> **Activity**: Whenever a line in the data holds the string "subject", copy that line.

> **Records to process**:
══════

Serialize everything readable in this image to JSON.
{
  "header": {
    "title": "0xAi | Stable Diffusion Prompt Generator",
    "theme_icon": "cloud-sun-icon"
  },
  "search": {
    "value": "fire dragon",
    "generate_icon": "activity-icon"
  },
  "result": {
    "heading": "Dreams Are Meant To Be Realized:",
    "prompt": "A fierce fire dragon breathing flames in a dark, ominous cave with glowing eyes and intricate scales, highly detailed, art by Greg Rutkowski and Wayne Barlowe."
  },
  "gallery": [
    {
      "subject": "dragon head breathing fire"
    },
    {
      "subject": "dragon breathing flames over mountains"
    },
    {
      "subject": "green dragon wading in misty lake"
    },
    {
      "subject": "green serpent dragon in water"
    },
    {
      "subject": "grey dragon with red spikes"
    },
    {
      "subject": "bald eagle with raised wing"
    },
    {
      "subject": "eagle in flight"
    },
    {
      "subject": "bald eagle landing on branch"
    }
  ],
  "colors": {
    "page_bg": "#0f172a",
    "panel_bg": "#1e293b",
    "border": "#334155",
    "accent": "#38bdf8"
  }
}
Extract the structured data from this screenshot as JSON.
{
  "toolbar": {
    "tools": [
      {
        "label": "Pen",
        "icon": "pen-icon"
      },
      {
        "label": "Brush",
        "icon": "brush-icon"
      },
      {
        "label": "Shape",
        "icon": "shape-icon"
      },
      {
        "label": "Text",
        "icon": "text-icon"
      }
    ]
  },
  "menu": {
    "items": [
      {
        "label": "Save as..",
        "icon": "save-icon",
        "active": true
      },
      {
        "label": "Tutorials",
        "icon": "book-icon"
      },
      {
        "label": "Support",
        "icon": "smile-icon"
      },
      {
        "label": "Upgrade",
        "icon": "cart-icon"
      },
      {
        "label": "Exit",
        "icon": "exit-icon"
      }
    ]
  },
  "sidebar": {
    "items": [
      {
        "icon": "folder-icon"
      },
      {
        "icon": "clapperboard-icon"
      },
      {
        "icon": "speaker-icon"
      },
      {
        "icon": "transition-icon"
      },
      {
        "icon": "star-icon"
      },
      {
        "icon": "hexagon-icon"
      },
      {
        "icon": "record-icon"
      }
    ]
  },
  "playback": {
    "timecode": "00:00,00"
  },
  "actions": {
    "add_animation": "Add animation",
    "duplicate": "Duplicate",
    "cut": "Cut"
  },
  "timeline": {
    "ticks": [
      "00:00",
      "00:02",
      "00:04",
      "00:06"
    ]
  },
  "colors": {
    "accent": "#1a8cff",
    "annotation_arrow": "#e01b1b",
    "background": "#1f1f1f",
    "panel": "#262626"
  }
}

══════

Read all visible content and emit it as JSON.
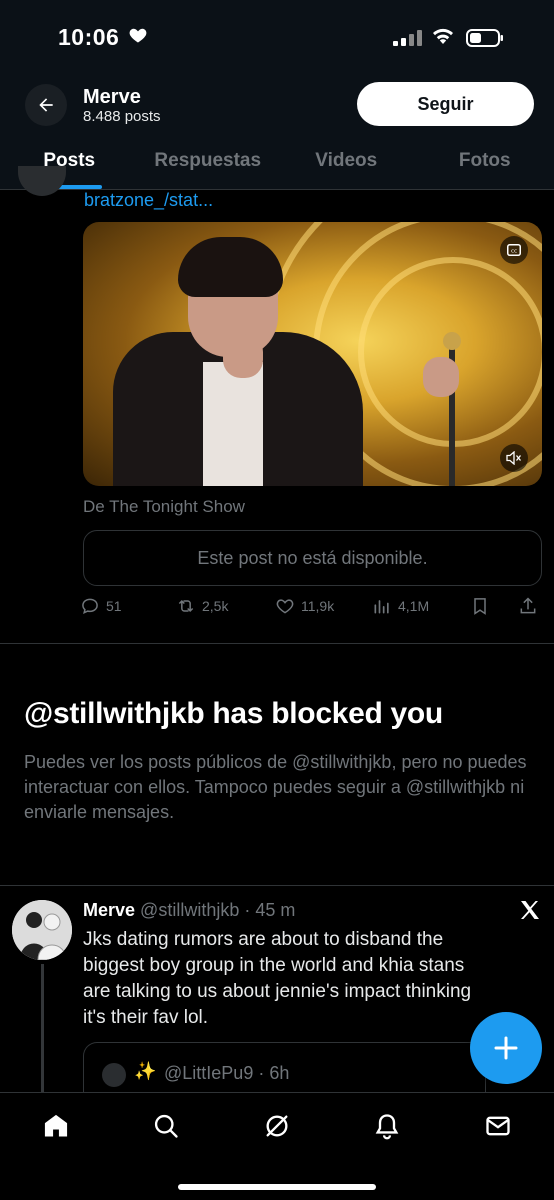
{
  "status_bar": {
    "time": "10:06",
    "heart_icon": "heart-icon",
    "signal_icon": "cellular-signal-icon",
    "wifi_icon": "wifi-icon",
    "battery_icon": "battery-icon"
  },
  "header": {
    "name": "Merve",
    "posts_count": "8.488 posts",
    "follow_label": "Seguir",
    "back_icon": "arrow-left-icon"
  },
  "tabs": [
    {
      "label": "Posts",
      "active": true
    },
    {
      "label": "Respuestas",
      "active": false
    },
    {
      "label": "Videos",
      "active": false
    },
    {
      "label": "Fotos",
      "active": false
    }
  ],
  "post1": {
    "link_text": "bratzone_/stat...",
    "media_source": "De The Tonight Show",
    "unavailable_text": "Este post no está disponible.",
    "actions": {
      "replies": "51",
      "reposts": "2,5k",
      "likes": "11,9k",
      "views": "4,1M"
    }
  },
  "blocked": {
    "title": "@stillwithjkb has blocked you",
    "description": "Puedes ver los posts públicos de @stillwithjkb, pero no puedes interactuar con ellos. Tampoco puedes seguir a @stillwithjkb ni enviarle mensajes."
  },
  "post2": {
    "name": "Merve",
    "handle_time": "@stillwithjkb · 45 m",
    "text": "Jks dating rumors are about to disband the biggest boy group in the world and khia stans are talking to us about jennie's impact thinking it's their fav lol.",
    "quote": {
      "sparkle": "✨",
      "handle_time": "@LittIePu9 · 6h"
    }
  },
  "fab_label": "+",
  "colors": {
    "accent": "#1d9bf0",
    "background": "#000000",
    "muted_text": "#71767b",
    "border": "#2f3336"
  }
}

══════

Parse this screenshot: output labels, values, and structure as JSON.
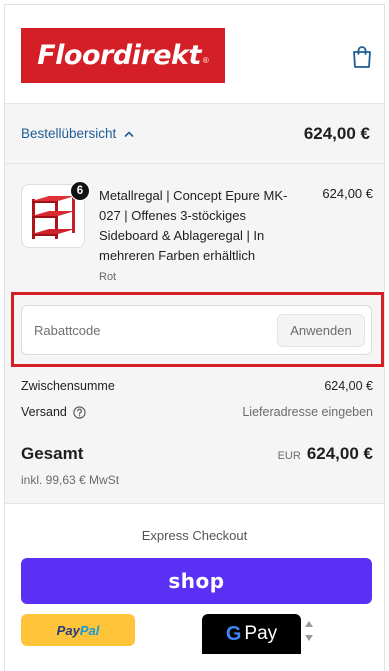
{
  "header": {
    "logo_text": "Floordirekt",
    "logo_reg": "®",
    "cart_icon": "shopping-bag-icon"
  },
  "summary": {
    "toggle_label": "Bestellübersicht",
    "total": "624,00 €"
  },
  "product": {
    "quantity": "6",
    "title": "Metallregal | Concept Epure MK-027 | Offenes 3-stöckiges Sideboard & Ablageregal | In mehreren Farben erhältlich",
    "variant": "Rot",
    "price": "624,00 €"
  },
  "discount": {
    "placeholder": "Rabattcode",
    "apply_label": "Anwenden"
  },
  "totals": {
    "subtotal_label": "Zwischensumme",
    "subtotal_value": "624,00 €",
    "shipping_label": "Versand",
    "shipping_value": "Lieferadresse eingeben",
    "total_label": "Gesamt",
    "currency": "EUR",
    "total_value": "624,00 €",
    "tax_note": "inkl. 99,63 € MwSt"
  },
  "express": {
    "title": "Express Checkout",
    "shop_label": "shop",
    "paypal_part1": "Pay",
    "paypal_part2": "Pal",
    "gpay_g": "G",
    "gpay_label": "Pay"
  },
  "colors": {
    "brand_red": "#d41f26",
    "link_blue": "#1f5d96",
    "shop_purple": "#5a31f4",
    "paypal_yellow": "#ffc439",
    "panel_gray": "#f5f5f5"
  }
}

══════

> **Result of this exercise**:
      "subject": "dragon head breathing fire"
      "subject": "dragon breathing flames over mountains"
      "subject": "green dragon wading in misty lake"
      "subject": "green serpent dragon in water"
      "subject": "grey dragon with red spikes"
      "subject": "bald eagle with raised wing"
      "subject": "eagle in flight"
      "subject": "bald eagle landing on branch"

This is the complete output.